When the Other Party is Unrepresented – A Script
| April 09, 2014
There are three messages you must get through to an unrepresented party when you represent a client in a trade in real estate with that unrepresented party.
- I represent my client and their interests
- I do not represent you or your interests
- If you wish to be represented, you need to find another agent
It’s that simple. Real estate industry professionals help consumers understand many complex things in various situations. This isn’t one of those.
Let’s say you represent a buyer. The buyer is interested in a For Sale By Owner (FSBO) property. You call the seller to arrange a viewing of the property. You meet the seller and explain customer status using the Consumer Relationships Guide. You ask the seller to sign a Customer Acknowledgment that says these three things. If the seller doesn’t understand, repeat it until they do.
Let’s say you represent a new home builder with whom you’ve worked as an agent for many years.

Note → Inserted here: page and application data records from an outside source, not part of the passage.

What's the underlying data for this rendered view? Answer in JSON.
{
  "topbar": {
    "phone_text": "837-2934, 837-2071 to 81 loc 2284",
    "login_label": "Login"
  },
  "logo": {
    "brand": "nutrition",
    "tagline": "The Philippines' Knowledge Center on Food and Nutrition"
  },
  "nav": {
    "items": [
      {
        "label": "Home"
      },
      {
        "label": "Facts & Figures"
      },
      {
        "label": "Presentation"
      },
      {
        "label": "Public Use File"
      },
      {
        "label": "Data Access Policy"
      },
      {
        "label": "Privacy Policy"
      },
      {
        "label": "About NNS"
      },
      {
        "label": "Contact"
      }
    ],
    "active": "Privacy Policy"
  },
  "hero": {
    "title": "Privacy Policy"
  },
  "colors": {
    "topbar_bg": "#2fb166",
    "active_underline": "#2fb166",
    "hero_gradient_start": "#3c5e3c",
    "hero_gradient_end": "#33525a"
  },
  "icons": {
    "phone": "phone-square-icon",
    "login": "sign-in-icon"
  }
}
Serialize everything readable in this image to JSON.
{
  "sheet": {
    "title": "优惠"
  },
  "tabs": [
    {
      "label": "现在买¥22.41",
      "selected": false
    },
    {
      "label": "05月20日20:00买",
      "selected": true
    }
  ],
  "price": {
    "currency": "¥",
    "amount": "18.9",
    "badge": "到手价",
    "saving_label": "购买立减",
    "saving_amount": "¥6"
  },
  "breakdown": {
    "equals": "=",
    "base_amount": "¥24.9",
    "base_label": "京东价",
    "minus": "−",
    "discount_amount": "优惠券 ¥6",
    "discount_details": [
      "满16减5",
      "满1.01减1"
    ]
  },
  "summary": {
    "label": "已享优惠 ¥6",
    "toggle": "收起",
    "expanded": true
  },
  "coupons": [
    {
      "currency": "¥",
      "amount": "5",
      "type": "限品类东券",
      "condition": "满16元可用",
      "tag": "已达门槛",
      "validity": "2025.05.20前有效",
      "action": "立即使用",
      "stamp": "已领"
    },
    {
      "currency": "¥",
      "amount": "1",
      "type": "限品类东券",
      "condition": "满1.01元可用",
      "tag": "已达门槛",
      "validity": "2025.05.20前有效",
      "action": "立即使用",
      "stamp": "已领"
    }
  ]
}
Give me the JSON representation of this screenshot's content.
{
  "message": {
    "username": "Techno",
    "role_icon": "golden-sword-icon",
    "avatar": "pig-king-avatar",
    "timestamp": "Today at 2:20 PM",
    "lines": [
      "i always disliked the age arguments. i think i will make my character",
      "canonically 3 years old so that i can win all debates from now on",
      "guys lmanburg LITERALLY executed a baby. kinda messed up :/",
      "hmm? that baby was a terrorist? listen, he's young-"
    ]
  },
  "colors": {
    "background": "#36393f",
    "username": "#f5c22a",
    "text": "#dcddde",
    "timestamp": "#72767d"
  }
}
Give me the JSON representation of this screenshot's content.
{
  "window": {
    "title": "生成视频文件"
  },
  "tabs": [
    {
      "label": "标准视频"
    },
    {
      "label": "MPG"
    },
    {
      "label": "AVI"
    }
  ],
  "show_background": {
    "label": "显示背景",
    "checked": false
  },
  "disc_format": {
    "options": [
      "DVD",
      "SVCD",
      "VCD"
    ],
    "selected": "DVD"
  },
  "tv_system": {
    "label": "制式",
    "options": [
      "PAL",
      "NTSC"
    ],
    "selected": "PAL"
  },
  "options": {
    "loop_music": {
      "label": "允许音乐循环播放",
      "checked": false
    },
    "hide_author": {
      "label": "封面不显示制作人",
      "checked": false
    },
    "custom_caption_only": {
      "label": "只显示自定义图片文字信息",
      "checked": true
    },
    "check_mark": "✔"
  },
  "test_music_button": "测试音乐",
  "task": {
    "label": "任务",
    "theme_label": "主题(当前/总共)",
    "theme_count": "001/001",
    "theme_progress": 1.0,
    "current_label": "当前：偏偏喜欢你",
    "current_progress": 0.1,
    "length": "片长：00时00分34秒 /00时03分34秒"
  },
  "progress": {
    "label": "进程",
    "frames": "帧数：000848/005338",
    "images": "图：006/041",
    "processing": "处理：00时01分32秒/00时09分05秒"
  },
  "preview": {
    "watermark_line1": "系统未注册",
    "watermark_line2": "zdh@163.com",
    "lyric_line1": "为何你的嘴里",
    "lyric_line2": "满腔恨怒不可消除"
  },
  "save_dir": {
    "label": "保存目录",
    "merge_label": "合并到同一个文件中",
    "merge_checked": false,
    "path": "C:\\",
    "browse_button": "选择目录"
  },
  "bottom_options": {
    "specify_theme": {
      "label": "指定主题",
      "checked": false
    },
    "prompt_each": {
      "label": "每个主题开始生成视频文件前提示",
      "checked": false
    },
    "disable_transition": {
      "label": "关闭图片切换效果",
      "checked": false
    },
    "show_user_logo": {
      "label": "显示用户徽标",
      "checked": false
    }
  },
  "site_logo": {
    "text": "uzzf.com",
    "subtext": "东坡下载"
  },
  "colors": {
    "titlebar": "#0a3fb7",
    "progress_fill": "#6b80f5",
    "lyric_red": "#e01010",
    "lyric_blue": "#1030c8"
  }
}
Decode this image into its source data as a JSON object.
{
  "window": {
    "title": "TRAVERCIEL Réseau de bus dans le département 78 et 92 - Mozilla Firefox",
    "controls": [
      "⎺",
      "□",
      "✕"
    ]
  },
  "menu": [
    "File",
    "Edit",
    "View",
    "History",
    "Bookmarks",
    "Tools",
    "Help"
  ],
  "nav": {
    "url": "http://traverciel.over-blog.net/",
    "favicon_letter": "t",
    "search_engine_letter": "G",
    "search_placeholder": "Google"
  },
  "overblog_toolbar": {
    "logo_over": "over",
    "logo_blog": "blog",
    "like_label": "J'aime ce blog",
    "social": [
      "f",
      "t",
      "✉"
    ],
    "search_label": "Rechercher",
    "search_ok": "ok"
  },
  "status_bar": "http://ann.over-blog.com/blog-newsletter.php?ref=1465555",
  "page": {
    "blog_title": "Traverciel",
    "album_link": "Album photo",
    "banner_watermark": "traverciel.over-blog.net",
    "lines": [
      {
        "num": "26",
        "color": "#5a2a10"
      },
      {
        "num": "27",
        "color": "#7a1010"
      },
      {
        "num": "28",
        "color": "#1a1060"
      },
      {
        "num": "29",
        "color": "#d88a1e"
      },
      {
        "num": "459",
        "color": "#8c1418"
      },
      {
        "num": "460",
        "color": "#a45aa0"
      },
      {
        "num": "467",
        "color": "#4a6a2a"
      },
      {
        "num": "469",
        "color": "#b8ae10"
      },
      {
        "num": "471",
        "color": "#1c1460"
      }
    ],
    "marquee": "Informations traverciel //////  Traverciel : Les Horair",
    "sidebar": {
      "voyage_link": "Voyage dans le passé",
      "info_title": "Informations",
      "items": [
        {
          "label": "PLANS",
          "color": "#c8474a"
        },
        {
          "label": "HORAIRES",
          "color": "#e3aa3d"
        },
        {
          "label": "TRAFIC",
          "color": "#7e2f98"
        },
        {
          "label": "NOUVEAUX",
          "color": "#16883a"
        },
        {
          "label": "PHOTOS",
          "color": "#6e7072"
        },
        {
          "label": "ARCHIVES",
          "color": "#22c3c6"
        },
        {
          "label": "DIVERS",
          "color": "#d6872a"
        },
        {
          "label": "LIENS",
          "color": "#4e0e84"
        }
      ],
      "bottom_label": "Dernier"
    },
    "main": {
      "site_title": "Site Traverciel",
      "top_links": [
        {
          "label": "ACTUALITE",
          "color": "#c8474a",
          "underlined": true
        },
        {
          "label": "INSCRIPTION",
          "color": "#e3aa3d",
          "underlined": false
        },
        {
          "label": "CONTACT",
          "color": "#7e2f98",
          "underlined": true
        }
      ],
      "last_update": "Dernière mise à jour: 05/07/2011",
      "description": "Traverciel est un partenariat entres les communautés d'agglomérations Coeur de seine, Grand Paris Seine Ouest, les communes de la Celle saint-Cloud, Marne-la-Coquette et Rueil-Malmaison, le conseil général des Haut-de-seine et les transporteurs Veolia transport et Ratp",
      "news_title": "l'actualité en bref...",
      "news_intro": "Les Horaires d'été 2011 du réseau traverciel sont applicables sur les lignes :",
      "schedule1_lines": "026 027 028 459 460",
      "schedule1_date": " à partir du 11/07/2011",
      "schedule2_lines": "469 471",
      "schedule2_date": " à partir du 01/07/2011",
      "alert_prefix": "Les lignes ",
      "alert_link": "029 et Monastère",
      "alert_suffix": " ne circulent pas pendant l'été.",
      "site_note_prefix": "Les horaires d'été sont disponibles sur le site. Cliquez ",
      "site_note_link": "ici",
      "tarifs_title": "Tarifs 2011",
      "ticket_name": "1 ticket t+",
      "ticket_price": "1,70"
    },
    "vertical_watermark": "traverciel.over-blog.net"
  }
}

You and the builder have closed many transactions together. A buyer calls you and is interested in one of the builder’s new homes. You set up a viewing. You meet the buyer and explain customer status using the Consumer Relationships Guide. You ask the buyer to sign a Customer Acknowledgment that says these three things. If the buyer doesn’t understand, repeat it until they do.
So, what do you if the FSBO seller asks if the asking price is appropriate? Remind them that they are a customer and you can’t offer advice or opinions. What about the unrepresented buyer asking what price to offer? Remind them that they are a customer and you can’t provide advice. Saying or doing any more than that places you at risk of creating an implied representation relationship, which conflicts with the Customer Acknowledgement that they signed.
What do YOU say and do when dealing with unrepresented sellers and buyers?